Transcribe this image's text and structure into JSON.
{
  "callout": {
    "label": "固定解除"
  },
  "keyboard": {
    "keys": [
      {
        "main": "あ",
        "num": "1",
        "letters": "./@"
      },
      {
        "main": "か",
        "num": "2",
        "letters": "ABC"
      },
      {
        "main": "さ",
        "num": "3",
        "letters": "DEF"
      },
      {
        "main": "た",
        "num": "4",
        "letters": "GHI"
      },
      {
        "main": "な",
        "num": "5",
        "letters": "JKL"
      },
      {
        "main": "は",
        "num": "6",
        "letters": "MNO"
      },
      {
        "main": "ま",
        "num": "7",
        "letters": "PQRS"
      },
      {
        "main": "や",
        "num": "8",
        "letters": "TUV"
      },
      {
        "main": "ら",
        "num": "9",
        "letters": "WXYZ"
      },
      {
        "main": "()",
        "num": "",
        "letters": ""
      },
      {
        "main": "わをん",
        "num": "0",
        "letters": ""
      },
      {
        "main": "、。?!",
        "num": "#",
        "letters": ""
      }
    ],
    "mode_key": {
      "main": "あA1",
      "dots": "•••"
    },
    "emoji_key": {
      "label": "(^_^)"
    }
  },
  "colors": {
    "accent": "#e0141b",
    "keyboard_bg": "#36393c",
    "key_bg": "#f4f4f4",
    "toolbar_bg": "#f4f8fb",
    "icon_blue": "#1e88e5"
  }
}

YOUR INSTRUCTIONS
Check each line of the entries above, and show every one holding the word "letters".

TASK RESPONSE
        "letters": "./@"
        "letters": "ABC"
        "letters": "DEF"
        "letters": "GHI"
        "letters": "JKL"
        "letters": "MNO"
        "letters": "PQRS"
        "letters": "TUV"
        "letters": "WXYZ"
        "letters": ""
        "letters": ""
        "letters": ""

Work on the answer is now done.